Pather Panchali was not initially received as a popular film by Indian audiences.  The unpopularity of Art Cinema is not uncommon by national audiences and may be ascribed to mainstream national audience desires for more theatrical and fanciful features as a personal vehicle for escapist entertainment.

Ray’s film was, however, highly acclaimed by Western audiences, having been first featured in New York’s Museum of Modern Art (MoMA). Upon screening Pather Panchali, many Western audience members reacted in negative, and even ethnocentric manners, “an American lady, for instance, who was so upset by the spectacle of Indians eating with their fingers..had to leave the theatre as soon as the second dinner episode commenced” (Ray 81).

Claiming that he does not make his films for any other audience, Ray states, “All my films are made with my own Bengali audience in view” (86). Ray’s films are sincerely created to display authentic Indian life and culture; the ethnocentric opinions that arise from Western audiences are merely a result of the systematic separation of such societies and cultures.

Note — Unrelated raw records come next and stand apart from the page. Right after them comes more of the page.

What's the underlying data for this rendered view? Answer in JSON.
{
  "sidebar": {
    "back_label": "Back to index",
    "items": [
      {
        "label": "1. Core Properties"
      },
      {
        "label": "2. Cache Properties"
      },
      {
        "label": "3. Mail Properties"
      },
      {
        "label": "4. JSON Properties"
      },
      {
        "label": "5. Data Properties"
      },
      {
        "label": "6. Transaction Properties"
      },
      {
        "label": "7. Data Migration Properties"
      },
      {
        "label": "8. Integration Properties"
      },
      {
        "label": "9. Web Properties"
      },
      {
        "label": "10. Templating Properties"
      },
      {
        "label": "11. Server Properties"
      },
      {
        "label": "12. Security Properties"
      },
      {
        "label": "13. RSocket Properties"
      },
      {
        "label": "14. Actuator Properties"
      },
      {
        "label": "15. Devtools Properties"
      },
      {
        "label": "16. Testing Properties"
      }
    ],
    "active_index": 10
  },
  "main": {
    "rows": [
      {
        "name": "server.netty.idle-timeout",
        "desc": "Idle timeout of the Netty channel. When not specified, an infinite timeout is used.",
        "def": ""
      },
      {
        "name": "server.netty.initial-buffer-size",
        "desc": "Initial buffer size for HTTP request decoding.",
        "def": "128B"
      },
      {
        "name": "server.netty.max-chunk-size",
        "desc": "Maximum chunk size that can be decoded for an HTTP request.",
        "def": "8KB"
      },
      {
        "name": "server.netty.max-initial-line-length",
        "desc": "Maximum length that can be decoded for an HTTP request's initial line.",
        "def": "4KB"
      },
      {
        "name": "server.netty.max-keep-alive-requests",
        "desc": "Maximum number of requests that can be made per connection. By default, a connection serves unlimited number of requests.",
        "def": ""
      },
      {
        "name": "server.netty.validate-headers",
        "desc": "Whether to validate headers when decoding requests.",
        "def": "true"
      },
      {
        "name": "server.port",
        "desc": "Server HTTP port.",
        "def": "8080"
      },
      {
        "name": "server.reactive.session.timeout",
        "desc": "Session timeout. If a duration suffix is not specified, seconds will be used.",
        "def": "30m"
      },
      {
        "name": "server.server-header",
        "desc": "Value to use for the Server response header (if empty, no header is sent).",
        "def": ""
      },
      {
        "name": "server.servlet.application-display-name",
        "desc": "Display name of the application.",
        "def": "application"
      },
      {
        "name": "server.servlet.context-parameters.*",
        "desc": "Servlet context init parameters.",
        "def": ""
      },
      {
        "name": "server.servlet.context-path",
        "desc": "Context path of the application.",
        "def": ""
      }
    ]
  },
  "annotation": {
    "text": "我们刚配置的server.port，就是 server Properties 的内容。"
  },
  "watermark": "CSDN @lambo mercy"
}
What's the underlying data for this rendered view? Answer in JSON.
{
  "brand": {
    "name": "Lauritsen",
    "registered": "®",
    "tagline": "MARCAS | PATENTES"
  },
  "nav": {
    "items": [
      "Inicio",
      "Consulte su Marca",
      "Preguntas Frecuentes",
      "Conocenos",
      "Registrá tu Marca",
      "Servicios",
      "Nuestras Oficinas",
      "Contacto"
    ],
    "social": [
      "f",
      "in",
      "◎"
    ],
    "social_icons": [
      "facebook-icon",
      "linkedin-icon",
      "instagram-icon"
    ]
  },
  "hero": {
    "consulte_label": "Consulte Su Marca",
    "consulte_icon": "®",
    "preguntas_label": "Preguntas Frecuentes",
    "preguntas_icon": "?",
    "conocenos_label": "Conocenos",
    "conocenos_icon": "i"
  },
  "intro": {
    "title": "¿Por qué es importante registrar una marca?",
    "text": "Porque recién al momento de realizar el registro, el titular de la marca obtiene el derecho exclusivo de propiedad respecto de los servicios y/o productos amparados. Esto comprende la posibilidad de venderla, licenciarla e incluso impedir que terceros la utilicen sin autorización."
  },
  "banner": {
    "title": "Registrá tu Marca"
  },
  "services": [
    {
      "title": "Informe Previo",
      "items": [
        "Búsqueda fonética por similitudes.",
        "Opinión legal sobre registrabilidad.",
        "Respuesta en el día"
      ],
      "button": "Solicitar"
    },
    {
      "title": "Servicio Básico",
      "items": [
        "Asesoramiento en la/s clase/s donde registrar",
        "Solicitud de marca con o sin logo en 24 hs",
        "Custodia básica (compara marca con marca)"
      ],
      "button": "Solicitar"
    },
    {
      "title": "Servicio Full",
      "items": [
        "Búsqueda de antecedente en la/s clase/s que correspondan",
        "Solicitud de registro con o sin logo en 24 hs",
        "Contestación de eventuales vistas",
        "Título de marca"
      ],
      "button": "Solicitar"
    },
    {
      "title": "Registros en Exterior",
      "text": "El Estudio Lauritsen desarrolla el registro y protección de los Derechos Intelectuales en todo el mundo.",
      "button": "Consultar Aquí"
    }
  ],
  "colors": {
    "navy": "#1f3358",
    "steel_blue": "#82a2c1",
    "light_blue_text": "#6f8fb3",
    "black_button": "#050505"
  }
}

Each individual nation has an independent authority to create films and spur a cinematic culture. However, it is up to each individual filmmaker’s own authority and desires to express ideas that may mindfully appeal to certain audiences, whether that may be the individual’s own government or international audiences at film festivals.

Many successful filmmakers from the Global South have been educated in the Western world; they have gained a knowledge for certain themes and Western techniques that might, in effect, appeal to Western audiences. If it is the case that many of these critical political films from the “third world,” such as Mehrjui’s Cow / Gaav or Satyajit Ray’s Pather Panchali, are made for the Western appeal of third world grief, then the circulation of Art Cinema falls no differently than the operation of the systems theory.

While the Global South gains recognition at prestigious film festivals, this further reflects on if third world miseries are a commodity that serves the intellectual appetites for entertainment in the first world, especially since many of these Art Cinema films are not initially well-attended in their home countries.

These nations of the Global South move toward the core through producing their intellectual service to the privileged West. Apart from this theoretical consideration, the central analyzed issue rather revolves around the fact that there is the construction of what is considered to be the crème de la crème, and that this high class specifically originates from the core.

As a consequence, there lacks any footing for cinema from the periphery to be considered as interchangeable in terms of being the “best.” The palpable issue is the problematic existence of the construction of this “core” and “periphery” (or Global South) sectors in the world and its manifestation within the circulation of cinema.


Farahmand, Azadeh. “Disentangling The International Festival Circuit: Genre And Iranian Cinema.” Art Cinema Histories. 263-281. Print.

Ray, Satyajit. “Under Western Eyes.” Sight & Sound. 50th Anniversary issue (Autumn 1982): 68-91. Print.

(Featured image: Satyajit Ray)